* **What you are asked to do**
Reproduce exactly the lines from the one containing "Output a JSON" through the last line of the records below, both included, and nothing else.
------
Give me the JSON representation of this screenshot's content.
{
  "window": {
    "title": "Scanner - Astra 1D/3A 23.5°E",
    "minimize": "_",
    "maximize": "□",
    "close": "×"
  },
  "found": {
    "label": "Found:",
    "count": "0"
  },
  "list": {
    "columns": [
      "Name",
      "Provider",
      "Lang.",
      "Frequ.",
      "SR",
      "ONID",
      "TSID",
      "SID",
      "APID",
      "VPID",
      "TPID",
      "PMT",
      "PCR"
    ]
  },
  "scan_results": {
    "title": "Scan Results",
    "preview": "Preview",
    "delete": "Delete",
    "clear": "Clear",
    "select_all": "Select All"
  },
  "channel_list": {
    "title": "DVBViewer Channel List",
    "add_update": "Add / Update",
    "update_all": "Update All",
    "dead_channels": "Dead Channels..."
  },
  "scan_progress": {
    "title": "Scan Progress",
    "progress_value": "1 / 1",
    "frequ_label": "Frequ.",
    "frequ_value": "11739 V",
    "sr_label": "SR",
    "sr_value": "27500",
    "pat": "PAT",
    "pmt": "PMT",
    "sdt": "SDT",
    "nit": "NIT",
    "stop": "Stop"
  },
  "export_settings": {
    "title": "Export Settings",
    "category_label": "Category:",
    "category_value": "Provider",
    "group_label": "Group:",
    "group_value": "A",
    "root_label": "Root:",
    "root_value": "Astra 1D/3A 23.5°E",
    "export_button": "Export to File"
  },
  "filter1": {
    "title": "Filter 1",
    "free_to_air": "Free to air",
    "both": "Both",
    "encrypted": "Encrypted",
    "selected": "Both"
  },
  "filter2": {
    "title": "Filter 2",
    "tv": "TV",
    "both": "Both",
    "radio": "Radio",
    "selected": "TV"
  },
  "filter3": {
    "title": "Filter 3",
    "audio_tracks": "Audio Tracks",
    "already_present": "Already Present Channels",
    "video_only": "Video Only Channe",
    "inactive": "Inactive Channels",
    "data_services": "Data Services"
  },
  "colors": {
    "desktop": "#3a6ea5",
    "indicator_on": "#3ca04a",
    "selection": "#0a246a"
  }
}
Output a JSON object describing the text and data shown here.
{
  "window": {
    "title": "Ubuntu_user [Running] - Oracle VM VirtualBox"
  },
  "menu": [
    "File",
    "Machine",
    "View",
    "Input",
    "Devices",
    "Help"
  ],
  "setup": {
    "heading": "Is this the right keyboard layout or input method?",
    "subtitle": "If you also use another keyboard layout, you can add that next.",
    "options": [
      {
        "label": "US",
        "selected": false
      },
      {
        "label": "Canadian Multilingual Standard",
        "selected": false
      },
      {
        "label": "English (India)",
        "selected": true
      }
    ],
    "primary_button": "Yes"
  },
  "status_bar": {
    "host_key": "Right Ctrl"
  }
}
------
* **Task response**
Output a JSON object describing the text and data shown here.
{
  "window": {
    "title": "Ubuntu_user [Running] - Oracle VM VirtualBox"
  },
  "menu": [
    "File",
    "Machine",
    "View",
    "Input",
    "Devices",
    "Help"
  ],
  "setup": {
    "heading": "Is this the right keyboard layout or input method?",
    "subtitle": "If you also use another keyboard layout, you can add that next.",
    "options": [
      {
        "label": "US",
        "selected": false
      },
      {
        "label": "Canadian Multilingual Standard",
        "selected": false
      },
      {
        "label": "English (India)",
        "selected": true
      }
    ],
    "primary_button": "Yes"
  },
  "status_bar": {
    "host_key": "Right Ctrl"
  }
}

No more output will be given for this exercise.